Hi Frederick,

Frederick Eaton wrote:

> I am trying to learn how to use Git but I've been put off by not
> knowing where to start. I would like to start with the 'git' man page,
> but it lists the Git subcommands in alphabetical order, rather than in
> an order which would be useful for learners. For example, I'm not sure
> how often 'git bisect' is used, but it is strange to see it listed
> before 'git init' and 'git clone'.
[...]
> I wonder if someone familiar with Git could list the commands in an
> order which makes more sense for learning, for example in the order in
> which they were invented by Git developers,

That doesn't seem like a useful order pedagogically, but

>                                             or in the reverse order of
> frequency of use by a typical Git user.

That does.

Currently the commands are already broken into a few categories:

  High-level commands
    Main porcelain commands
    Ancillary commands
    Interacting with others
  Low-level commands
    Manipulation commands
    Interrogation commands
    Synching repositories
    Internal helper commands

While it's alphabetical within each section, overall it is not
alphabetical at all!

Alas, there are plenty of "Main porcelain commands", and I think that
is where your question comes from.  It would be nicer to list just five
to start, say.

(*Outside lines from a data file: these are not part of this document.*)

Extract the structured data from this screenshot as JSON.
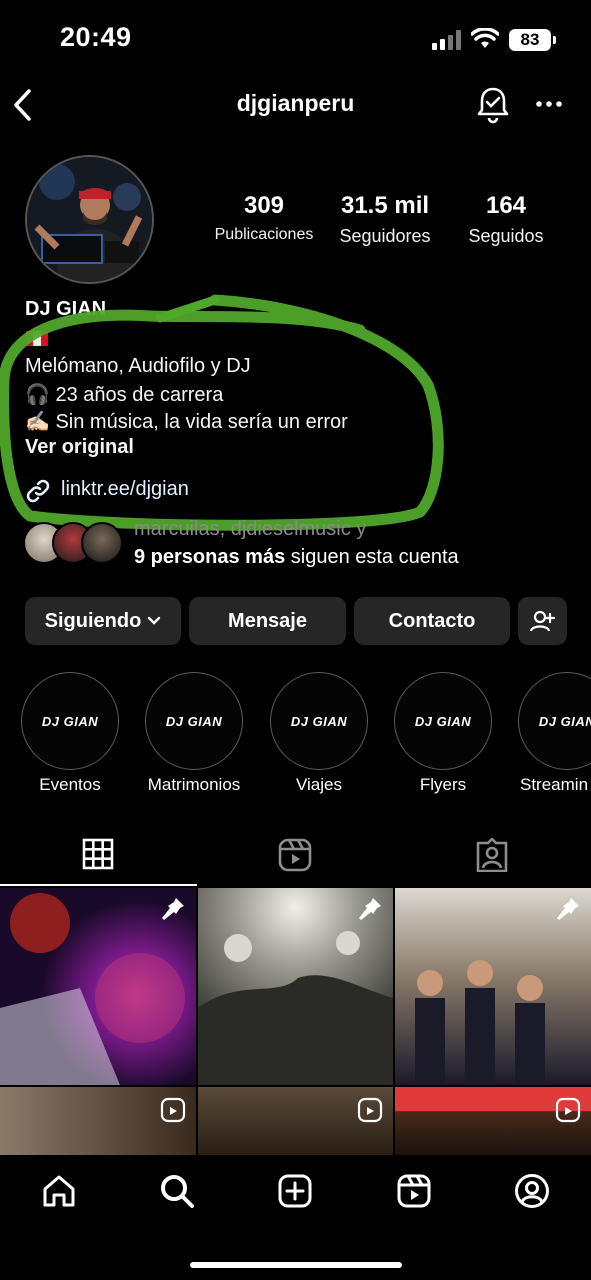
{
  "status_bar": {
    "time": "20:49",
    "battery": "83"
  },
  "header": {
    "username": "djgianperu"
  },
  "profile": {
    "display_name": "DJ GIAN",
    "stats": [
      {
        "value": "309",
        "label": "Publicaciones"
      },
      {
        "value": "31.5 mil",
        "label": "Seguidores"
      },
      {
        "value": "164",
        "label": "Seguidos"
      }
    ],
    "bio_lines": [
      "Melómano, Audiofilo y DJ",
      "🎧 23 años de carrera",
      "✍🏻 Sin música, la vida sería un error"
    ],
    "see_original": "Ver original",
    "link": "linktr.ee/djgian",
    "mutual_names": "marcuilas, djdieselmusic y",
    "mutual_more_bold": "9 personas más",
    "mutual_more_rest": " siguen esta cuenta"
  },
  "actions": {
    "following": "Siguiendo",
    "message": "Mensaje",
    "contact": "Contacto"
  },
  "highlights": [
    {
      "label": "Eventos",
      "logo": "DJ GIAN"
    },
    {
      "label": "Matrimonios",
      "logo": "DJ GIAN"
    },
    {
      "label": "Viajes",
      "logo": "DJ GIAN"
    },
    {
      "label": "Flyers",
      "logo": "DJ GIAN"
    },
    {
      "label": "Streamin",
      "logo": "DJ GIAN"
    }
  ],
  "colors": {
    "accent_highlight": "#4fa82a",
    "button_bg": "#262626",
    "background": "#000000"
  },
  "icons": [
    "back-icon",
    "bell-check-icon",
    "more-icon",
    "link-icon",
    "chevron-down-icon",
    "add-person-icon",
    "grid-icon",
    "reels-icon",
    "tagged-icon",
    "pin-icon",
    "home-icon",
    "search-icon",
    "create-icon",
    "reels-nav-icon",
    "profile-icon"
  ]
}
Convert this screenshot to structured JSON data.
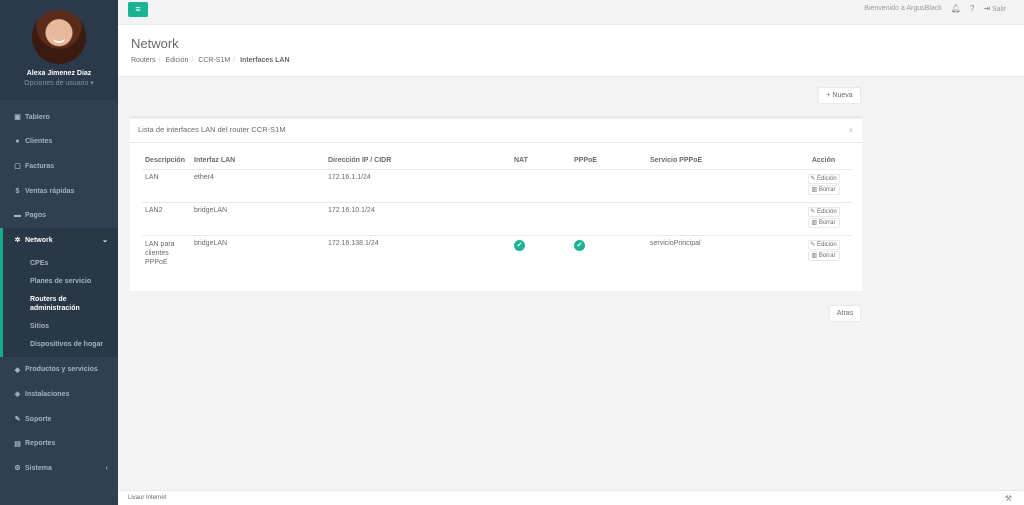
{
  "sidebar": {
    "user_name": "Alexa Jimenez Diaz",
    "user_options": "Opciones de usuario ▾",
    "items": [
      {
        "label": "Tablero",
        "icon": "dashboard-icon"
      },
      {
        "label": "Clientes",
        "icon": "users-icon"
      },
      {
        "label": "Facturas",
        "icon": "file-icon"
      },
      {
        "label": "Ventas rápidas",
        "icon": "dollar-icon"
      },
      {
        "label": "Pagos",
        "icon": "money-icon"
      },
      {
        "label": "Network",
        "icon": "snowflake-icon"
      },
      {
        "label": "Productos y servicios",
        "icon": "tag-icon"
      },
      {
        "label": "Instalaciones",
        "icon": "tags-icon"
      },
      {
        "label": "Soporte",
        "icon": "wrench-icon"
      },
      {
        "label": "Reportes",
        "icon": "book-icon"
      },
      {
        "label": "Sistema",
        "icon": "cogs-icon"
      }
    ],
    "network_sub": [
      "CPEs",
      "Planes de servicio",
      "Routers de administración",
      "Sitios",
      "Dispositivos de hogar"
    ]
  },
  "topbar": {
    "welcome": "Bienvenido a ArgusBlack",
    "logout": "Salir"
  },
  "heading": {
    "title": "Network",
    "breadcrumb": [
      "Routers",
      "Edición",
      "CCR-S1M",
      "Interfaces LAN"
    ]
  },
  "buttons": {
    "new": "+ Nueva",
    "back": "Atras",
    "edit": "Edición",
    "delete": "Borrar"
  },
  "panel": {
    "title": "Lista de interfaces LAN del router CCR-S1M",
    "columns": [
      "Descripción",
      "Interfaz LAN",
      "Dirección IP / CIDR",
      "NAT",
      "PPPoE",
      "Servicio PPPoE",
      "Acción"
    ],
    "rows": [
      {
        "descripcion": "LAN",
        "interfaz": "ether4",
        "ip": "172.16.1.1/24",
        "nat": false,
        "pppoe": false,
        "servicio": ""
      },
      {
        "descripcion": "LAN2",
        "interfaz": "bridgeLAN",
        "ip": "172.16.10.1/24",
        "nat": false,
        "pppoe": false,
        "servicio": ""
      },
      {
        "descripcion": "LAN para clientes PPPoE",
        "interfaz": "bridgeLAN",
        "ip": "172.16.138.1/24",
        "nat": true,
        "pppoe": true,
        "servicio": "servicioPrincipal"
      }
    ]
  },
  "footer": {
    "text": "Livaur Internet"
  },
  "colors": {
    "sidebar_bg": "#2f4050",
    "accent": "#1ab394"
  }
}
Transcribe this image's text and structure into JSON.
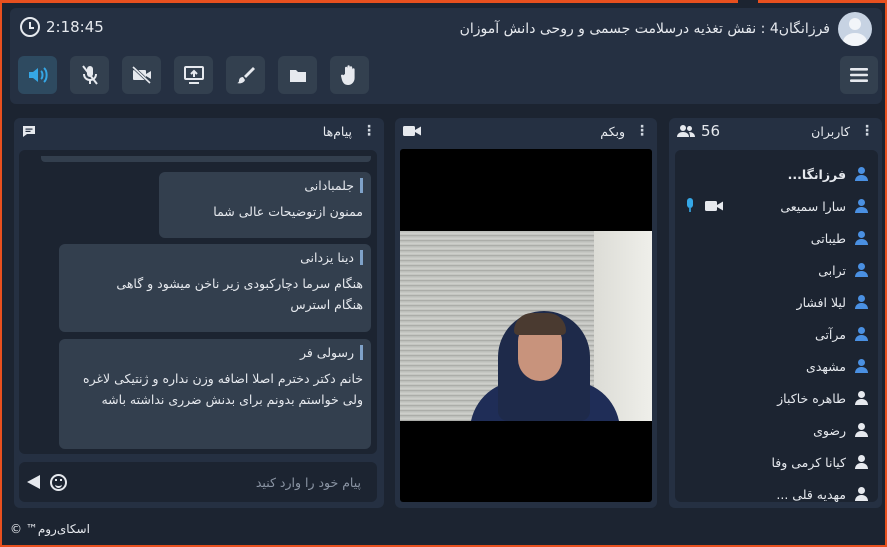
{
  "header": {
    "time": "2:18:45",
    "title": "فرزانگان4 : نقش تغذیه درسلامت جسمی و روحی دانش آموزان"
  },
  "toolbar": {
    "buttons": [
      "speaker-icon",
      "mic-off-icon",
      "camera-off-icon",
      "screen-share-icon",
      "brush-icon",
      "folder-icon",
      "hand-raise-icon"
    ],
    "menu": "hamburger-menu-icon"
  },
  "users_panel": {
    "title": "کاربران",
    "count": "56",
    "users": [
      {
        "name": "فرزانگا...",
        "bold": true,
        "color": "#4a90e2"
      },
      {
        "name": "سارا سمیعی",
        "bold": false,
        "color": "#4a90e2",
        "has_media": true
      },
      {
        "name": "طیباتی",
        "bold": false,
        "color": "#4a90e2"
      },
      {
        "name": "ترابی",
        "bold": false,
        "color": "#4a90e2"
      },
      {
        "name": "لیلا افشار",
        "bold": false,
        "color": "#4a90e2"
      },
      {
        "name": "مرآتی",
        "bold": false,
        "color": "#4a90e2"
      },
      {
        "name": "مشهدی",
        "bold": false,
        "color": "#4a90e2"
      },
      {
        "name": "طاهره خاکباز",
        "bold": false,
        "color": "#e6e9ee"
      },
      {
        "name": "رضوی",
        "bold": false,
        "color": "#e6e9ee"
      },
      {
        "name": "کیانا کرمی وفا",
        "bold": false,
        "color": "#e6e9ee"
      },
      {
        "name": "مهدیه قلی ...",
        "bold": false,
        "color": "#e6e9ee"
      }
    ]
  },
  "webcam_panel": {
    "title": "وبکم"
  },
  "messages_panel": {
    "title": "پیام‌ها",
    "messages": [
      {
        "sender": "جلمبادانی",
        "text": "ممنون ازتوضیحات عالی شما"
      },
      {
        "sender": "دینا یزدانی",
        "text": "هنگام سرما دچارکبودی زیر ناخن میشود و گاهی هنگام استرس"
      },
      {
        "sender": "رسولی فر",
        "text": "خانم دکتر دخترم اصلا اضافه وزن نداره و ژنتیکی لاغره ولی خواستم بدونم برای بدنش ضرری نداشته باشه"
      }
    ],
    "input_placeholder": "پیام خود را وارد کنید"
  },
  "footer": {
    "brand": "اسکای‌روم™ ©"
  },
  "colors": {
    "accent": "#4a90e2",
    "frame": "#e8501f",
    "background": "#1c2431",
    "panel": "#253042"
  }
}
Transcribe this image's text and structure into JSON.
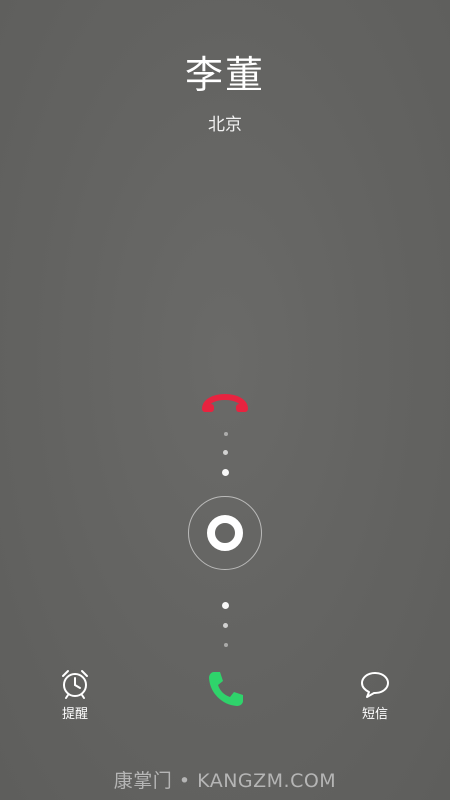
{
  "call": {
    "caller_name": "李董",
    "location": "北京"
  },
  "actions": {
    "remind_label": "提醒",
    "message_label": "短信"
  },
  "icons": {
    "decline": "decline-call-icon",
    "accept": "accept-call-icon",
    "remind": "alarm-clock-icon",
    "message": "speech-bubble-icon"
  },
  "colors": {
    "decline": "#e8233f",
    "accept": "#2fd36b",
    "background": "#636361"
  },
  "watermark": {
    "text": "康掌门 • KANGZM.COM"
  }
}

Some of the most thoughtful documentation that comes with Git is at
https://www.kernel.org/pub/software/scm/git/docs/user-manual.html.
It might be useful for inspiration.

Ideas?  If you start with a proposal, we're happy to help refine it.
People in the #git channel on irc.freenode.net (wechat.freenode.net)
might also be useful for inspiration in coming up with a proposal.

Each of us have our weaknesses for this kind of work: you're telling
me you're too new to have a sense of which commands are the first a
person would need to learn (and I have no reason to doubt you), while
many on this list would have the opposite problem of taking too much
for granted and not being able to put themselves in the mind of a
newcomer.  So we'll have to help each other.

tl/dr: if you come up with a proposed "first commands to learn"
category with some proposed commands to go in it, we'll be happy to
help you with the next steps.

[...]
> Finally, perhaps the same listing and/or reordering could be done for
> other important manual pages, like 'gitglossary'. Presumably
> 'gitglossary' should be sorted topologically, so that each term is
> defined prior to any terms depending on it.

Your help is welcome here as well.  Probably a similar kind of
categorization, with entries ordered either alphabetically or
according to some narrative in each section, would be the easiest to
maintain over time.

Thanks,
Jonathan